*** Opening Study material ***
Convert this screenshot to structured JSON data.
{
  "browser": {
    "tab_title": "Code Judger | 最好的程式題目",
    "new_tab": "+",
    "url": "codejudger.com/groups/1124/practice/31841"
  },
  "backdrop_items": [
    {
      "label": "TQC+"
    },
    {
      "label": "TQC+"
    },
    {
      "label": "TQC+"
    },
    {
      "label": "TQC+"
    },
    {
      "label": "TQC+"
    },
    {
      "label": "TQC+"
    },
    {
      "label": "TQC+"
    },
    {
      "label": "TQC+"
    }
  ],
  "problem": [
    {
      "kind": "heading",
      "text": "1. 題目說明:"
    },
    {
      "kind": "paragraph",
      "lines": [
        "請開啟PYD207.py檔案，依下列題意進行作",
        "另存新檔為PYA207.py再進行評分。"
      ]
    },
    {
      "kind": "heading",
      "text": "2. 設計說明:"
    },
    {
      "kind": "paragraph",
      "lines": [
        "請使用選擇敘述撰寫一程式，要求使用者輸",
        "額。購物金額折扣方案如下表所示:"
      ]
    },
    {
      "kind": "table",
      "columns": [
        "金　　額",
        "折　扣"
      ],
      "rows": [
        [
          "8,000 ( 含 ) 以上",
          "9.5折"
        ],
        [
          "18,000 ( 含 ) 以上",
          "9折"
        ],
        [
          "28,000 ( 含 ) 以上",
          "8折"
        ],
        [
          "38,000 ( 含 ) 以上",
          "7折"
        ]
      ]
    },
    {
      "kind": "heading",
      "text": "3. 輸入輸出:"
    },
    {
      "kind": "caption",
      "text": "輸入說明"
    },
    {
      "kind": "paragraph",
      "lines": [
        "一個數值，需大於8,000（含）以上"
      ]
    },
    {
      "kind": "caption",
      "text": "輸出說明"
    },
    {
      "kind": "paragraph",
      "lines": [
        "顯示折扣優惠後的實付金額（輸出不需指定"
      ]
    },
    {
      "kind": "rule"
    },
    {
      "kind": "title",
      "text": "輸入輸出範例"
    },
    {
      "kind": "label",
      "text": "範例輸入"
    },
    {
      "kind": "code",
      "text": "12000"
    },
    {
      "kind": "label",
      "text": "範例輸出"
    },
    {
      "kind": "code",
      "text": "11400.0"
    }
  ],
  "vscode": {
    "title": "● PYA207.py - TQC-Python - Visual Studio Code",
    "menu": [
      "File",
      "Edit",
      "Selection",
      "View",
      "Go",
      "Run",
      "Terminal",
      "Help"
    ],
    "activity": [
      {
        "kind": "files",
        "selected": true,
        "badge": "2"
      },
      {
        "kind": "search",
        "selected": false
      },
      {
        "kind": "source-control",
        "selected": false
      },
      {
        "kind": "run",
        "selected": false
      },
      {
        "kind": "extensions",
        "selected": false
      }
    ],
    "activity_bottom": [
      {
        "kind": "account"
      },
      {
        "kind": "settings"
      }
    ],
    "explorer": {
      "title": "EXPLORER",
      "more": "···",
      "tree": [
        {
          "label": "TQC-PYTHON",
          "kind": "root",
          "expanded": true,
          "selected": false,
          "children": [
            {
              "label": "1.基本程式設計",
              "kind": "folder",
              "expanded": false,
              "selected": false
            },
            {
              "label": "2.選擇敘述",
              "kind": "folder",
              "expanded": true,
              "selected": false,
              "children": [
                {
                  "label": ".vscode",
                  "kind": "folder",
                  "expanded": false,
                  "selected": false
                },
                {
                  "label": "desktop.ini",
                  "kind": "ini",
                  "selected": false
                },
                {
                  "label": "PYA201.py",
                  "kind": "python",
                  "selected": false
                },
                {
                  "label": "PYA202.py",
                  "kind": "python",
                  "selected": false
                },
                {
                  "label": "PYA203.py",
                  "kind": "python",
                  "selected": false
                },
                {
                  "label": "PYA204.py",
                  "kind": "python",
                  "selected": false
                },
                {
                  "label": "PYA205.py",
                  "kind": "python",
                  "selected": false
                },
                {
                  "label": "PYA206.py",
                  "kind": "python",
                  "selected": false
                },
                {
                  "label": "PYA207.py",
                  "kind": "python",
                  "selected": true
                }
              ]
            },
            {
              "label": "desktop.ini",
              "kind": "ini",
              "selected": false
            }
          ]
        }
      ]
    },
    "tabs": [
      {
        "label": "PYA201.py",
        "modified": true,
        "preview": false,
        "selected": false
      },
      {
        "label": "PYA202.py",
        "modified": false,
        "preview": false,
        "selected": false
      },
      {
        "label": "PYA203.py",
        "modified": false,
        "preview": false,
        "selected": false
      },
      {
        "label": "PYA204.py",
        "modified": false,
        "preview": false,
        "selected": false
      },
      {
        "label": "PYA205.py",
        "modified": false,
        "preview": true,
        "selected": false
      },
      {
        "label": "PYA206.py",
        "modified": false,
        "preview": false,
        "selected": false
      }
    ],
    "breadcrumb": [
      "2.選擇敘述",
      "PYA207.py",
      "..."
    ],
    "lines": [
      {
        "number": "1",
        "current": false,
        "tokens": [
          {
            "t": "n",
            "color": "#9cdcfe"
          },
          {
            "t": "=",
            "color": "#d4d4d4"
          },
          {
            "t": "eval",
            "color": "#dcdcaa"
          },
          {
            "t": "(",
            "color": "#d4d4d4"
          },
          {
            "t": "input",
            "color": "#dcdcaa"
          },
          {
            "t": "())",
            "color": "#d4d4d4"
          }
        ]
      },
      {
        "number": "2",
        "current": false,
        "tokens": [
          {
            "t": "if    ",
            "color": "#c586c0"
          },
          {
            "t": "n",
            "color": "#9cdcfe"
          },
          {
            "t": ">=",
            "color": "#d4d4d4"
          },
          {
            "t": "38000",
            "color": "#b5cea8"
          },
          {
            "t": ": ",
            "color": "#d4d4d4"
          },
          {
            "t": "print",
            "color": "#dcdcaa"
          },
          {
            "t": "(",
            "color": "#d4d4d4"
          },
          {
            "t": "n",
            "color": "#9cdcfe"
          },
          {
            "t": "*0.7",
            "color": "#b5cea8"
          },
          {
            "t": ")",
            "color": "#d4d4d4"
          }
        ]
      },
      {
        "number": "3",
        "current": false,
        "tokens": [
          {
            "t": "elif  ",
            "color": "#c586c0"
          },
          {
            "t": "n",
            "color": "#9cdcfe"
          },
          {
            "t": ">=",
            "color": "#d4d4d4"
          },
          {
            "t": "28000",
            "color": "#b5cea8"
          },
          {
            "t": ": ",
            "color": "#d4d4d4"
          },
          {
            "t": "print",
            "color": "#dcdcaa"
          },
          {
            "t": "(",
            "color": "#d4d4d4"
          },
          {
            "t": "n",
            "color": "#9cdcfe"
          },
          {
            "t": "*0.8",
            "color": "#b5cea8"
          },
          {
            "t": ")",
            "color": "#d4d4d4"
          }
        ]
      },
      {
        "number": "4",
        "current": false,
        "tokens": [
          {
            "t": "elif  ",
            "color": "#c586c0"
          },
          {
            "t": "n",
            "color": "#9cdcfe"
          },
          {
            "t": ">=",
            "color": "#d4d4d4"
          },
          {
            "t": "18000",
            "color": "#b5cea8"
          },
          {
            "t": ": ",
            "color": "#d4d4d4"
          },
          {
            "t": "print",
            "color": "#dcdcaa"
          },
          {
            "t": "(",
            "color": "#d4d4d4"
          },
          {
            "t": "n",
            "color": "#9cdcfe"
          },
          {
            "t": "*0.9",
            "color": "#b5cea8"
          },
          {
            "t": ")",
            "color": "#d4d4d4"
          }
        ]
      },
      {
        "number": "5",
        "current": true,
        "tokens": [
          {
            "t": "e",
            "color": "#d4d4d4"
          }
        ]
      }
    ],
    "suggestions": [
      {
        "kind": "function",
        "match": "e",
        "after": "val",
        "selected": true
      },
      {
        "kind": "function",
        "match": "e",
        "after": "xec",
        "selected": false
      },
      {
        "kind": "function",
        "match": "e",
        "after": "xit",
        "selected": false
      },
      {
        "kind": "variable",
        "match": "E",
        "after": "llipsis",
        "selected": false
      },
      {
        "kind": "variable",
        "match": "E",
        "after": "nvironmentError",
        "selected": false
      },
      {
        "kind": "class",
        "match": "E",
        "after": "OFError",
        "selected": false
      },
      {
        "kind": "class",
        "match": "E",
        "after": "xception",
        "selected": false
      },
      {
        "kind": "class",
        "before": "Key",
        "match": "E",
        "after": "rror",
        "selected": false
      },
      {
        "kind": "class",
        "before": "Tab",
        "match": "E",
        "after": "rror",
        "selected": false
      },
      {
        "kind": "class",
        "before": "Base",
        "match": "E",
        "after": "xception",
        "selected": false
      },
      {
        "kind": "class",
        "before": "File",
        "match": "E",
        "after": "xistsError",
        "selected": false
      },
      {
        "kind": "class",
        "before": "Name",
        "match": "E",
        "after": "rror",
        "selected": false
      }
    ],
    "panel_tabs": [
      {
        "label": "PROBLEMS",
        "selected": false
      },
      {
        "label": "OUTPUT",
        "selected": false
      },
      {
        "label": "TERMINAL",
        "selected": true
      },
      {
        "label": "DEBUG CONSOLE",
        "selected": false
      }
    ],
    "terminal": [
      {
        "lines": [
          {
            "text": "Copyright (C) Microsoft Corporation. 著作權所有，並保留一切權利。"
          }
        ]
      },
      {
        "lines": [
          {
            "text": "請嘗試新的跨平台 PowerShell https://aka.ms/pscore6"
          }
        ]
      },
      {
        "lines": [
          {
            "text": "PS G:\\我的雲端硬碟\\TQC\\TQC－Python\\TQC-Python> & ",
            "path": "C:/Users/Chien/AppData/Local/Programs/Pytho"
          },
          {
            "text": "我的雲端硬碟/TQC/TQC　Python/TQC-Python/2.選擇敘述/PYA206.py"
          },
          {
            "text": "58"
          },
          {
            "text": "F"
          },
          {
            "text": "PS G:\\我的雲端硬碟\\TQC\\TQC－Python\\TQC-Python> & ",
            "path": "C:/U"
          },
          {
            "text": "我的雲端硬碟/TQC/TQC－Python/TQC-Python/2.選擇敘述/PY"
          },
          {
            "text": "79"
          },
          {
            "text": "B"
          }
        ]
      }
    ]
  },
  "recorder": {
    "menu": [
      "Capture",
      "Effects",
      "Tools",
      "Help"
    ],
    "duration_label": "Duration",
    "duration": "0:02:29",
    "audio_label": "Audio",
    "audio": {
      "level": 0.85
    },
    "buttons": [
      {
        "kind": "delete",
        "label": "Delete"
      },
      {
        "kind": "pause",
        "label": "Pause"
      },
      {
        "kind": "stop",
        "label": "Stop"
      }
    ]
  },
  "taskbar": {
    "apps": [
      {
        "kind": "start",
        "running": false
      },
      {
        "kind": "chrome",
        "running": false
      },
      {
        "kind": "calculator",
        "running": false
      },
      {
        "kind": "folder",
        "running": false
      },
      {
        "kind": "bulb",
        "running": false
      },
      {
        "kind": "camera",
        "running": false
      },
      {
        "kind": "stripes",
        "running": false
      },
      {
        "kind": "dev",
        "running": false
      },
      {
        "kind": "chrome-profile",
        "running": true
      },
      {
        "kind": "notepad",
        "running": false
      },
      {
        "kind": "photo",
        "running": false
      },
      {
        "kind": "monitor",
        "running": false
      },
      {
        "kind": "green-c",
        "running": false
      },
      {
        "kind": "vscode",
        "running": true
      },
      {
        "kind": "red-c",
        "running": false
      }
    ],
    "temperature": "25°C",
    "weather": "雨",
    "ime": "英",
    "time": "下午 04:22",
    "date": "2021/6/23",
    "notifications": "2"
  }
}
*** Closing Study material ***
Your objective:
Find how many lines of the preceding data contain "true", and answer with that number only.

Task response:
11